In this exhibition Yoppy Pieter shares a glimpse of the lives of seven people affected by leprosy from Sumba: not only their daily challenges and the stigma they face, but also their resilience, vigour, and hopes for the future.
Through these personal stories and photographs, OUCRU Indonesia aims to raise awareness on leprosy and improve the public knowledge to help destigmatise this devastating disease.
Leprosy is an infectious skin disease affecting more than 200,000 people around the world every year. Indonesia is the country with the third highest number of people with leprosy (after India and Brazil). It is curable with multidrug therapy but, if poorly managed, can result in permanent lifelong disabilities that cause significant discomfort, disfigurement and loss in quality of life. Worldwide, around 4 million people are living with some form of disability as a result of leprosy.
Leprosy and its complications take a severe toll on a person’s mental and social well-being. People with leprosy, and their family members, are often heavily stigmatised as a result of the misconceptions that surround the disease. This stigma and the associated discrimination, limits people’s opportunities to participate in education, employment and society. Leprosy affects poor and vulnerable societies who live in remote and underserved areas. It challenges communities that are already plagued by inequities and lack access to care.
The exhibition is presented in collaboration with Gadjah Mada University, Yogyakarta, and Sumba Foundation, Sumba, and is financially supported by Public and Community Engagement at the Wellcome Trust Africa Asia Vietnam Programme and the International League of Dermatological Societies.
The exhibition is held at Kala Gallery, Block M in central Jakarta from 10 to 20 of November 2022, and virtually

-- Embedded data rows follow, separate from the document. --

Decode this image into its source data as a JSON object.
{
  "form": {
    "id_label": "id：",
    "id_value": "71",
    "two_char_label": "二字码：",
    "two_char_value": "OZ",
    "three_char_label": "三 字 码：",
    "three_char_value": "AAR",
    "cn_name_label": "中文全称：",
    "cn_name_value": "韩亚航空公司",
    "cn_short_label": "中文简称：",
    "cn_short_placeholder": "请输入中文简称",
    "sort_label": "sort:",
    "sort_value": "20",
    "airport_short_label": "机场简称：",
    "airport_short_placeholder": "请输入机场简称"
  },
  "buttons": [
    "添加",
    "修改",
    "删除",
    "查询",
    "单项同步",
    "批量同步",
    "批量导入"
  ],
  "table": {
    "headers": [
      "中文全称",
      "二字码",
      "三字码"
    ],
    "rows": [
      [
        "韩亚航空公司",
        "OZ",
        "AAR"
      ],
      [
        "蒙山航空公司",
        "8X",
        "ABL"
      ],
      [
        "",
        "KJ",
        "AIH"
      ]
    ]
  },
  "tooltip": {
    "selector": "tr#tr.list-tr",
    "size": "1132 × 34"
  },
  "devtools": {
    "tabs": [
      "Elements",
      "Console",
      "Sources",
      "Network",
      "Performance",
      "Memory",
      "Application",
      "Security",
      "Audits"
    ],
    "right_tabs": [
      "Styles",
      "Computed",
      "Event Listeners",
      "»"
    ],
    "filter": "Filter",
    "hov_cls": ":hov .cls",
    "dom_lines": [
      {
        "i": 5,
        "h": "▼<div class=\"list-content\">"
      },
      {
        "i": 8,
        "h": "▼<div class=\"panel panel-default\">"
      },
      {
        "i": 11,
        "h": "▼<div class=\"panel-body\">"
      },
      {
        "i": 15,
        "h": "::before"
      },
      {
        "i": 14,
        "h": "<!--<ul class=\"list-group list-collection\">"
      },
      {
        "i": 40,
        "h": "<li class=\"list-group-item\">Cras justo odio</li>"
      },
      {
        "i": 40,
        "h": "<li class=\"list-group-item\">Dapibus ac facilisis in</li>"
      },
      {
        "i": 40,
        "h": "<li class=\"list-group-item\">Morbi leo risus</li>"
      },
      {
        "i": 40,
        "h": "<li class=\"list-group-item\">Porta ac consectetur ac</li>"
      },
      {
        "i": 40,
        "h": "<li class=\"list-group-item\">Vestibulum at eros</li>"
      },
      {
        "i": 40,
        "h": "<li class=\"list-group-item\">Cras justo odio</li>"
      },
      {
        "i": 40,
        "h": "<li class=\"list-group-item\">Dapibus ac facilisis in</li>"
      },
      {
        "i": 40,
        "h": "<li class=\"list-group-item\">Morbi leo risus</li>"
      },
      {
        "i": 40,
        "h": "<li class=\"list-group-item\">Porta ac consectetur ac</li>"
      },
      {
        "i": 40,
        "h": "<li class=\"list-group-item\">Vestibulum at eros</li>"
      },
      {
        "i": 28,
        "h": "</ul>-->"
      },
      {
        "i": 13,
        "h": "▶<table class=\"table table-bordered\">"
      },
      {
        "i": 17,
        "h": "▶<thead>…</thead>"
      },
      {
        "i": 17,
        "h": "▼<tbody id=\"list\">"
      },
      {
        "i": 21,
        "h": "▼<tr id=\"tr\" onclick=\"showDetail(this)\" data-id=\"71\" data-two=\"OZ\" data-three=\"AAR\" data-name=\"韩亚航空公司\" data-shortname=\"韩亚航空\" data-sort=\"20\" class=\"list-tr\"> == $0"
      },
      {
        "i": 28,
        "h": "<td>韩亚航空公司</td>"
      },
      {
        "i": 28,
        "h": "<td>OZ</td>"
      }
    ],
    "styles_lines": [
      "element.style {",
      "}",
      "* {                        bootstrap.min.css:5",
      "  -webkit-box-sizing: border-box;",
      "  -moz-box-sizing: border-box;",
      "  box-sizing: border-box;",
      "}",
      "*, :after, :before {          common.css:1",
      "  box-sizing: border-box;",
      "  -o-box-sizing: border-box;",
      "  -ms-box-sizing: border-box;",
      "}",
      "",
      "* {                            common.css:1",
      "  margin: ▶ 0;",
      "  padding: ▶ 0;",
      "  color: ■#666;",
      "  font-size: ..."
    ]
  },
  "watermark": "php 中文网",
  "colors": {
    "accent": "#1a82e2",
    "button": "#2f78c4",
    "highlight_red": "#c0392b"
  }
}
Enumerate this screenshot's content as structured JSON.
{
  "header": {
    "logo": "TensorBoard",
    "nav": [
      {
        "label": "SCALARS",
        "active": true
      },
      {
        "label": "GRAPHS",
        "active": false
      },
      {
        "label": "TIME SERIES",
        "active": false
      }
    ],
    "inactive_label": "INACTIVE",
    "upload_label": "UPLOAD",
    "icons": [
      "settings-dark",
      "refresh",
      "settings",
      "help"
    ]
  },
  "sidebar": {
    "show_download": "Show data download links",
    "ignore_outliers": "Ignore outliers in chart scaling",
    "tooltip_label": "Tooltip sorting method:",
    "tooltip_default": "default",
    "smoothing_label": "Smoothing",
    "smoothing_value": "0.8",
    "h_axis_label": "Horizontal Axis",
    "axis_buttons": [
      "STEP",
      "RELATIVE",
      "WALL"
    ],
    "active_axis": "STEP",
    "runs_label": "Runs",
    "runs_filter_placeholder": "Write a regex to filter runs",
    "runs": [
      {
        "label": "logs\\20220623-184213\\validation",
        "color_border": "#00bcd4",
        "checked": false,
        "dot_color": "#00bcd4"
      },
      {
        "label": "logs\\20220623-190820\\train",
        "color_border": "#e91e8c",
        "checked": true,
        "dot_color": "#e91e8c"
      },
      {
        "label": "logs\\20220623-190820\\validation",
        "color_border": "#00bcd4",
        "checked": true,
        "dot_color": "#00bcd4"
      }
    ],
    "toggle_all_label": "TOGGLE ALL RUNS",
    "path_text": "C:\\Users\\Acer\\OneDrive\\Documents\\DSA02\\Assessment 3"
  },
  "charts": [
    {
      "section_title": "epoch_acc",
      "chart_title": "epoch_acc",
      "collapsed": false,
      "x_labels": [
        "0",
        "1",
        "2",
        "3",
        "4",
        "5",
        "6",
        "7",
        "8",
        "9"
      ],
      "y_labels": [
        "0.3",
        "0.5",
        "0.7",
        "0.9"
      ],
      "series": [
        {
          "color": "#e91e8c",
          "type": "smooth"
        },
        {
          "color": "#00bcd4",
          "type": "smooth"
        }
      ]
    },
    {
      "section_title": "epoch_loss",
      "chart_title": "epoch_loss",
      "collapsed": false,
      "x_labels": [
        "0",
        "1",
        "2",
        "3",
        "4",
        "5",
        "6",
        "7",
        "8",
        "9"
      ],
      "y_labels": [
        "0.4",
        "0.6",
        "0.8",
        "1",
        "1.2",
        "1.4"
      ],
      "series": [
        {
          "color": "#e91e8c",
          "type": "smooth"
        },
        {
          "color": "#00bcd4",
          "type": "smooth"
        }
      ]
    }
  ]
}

Visit the virtual exhibition 'Letter from the Hills: The Invisible Burden of Leprosy'
The full story is available on the OUCRU website